Research presented recently at the American Heart Association’s 2015 High Blood Pressure Conference (16 – 19 Sept; Washington DC, USA) has revealed, through a novel imaging technique, that some individuals suffering from high blood pressure also exhibit nerve tract damage within the brain.
“We already have clear ways to explore the damage high blood pressure can cause to the kidneys, eyes, and heart. We wanted to find a way to assess brain damage that could predict the development of dementia associated with vascular diseases,” explained Daniela Carnevale (Sapienza University of Rome, Italy), the study’s senior author.
Using a technique termed diffusion tensor imaging (DTI), an enhancement of magnetic resonance imaging, the research team made a comparison between the structural and functional properties of the key connections between different brain regions. Of the 30 study participants, 15 were on prescribed medication for moderate to severe high blood pressure and the remainder had normal blood pressure. All participants also took part in a cognitive assessment as part of the study.

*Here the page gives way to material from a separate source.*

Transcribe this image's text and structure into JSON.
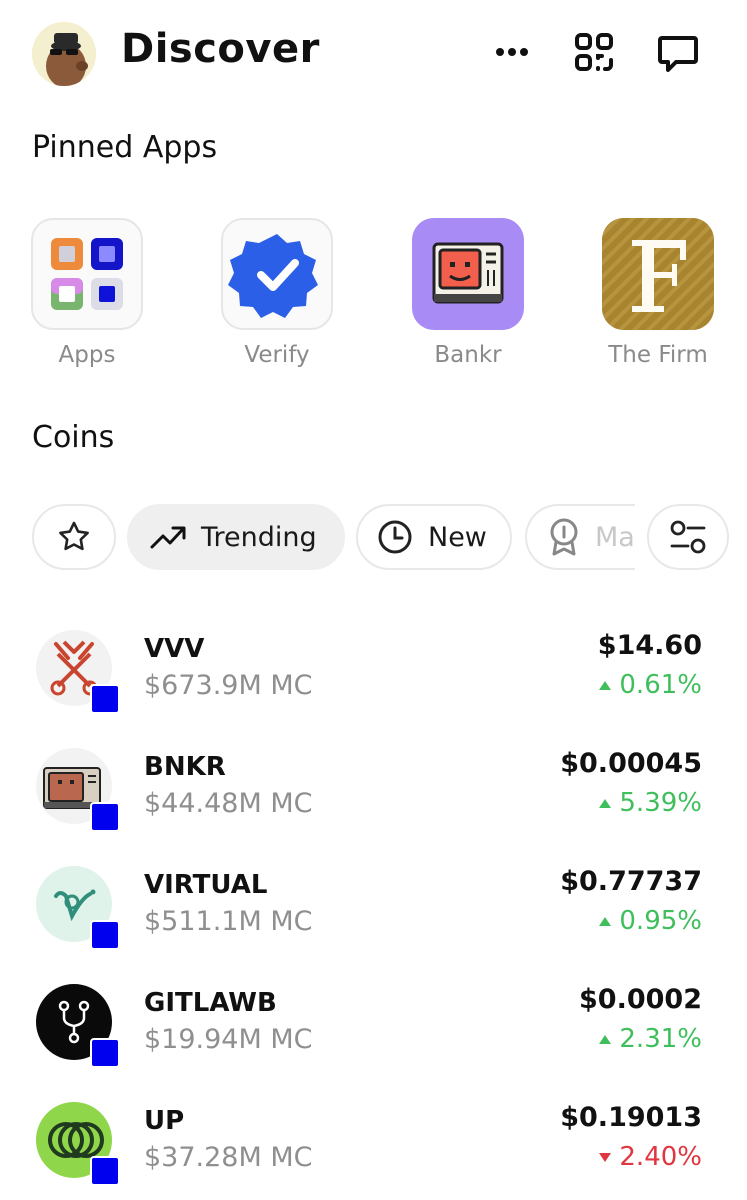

While no study participants indicated brain abnormalities on standard MRIs, DTI revealed a range of adverse impacts on the brains of individuals with high blood pressure. The damage detected was to the area of the brain responsible for certain cognitive skills, decision-making, and the ability to regulate emotions, including nerve fibers, brain fibers and limbic system fibers.
The effect of the brain damage was underlined by the cognitive assessment, which indicated that individuals with high blood pressure performed worse than those with normal blood pressure in two different assessments of cognitive function and memory respectively. Verbal functioning or their ability to perform daily activities was not affected.
“DTI provides a way to evaluate pre-symptomatic brain damage in people with high blood pressure in order to identify possible therapies to help control brain damage and reduce the eventual development of dementia,” commented Carnevale.
Although a significant amount of research has evaluated hypertension-related brain changes in grey matter, the team believe that identifying alterations in the brain’s white matter will provide an opportunity to identify the effects of high blood pressure even earlier than currently understood. While, DTI, or tractography, is not routinely used in medical practice the results may help to encourage physicians to consider brain damage when treating patients with high blood pressure.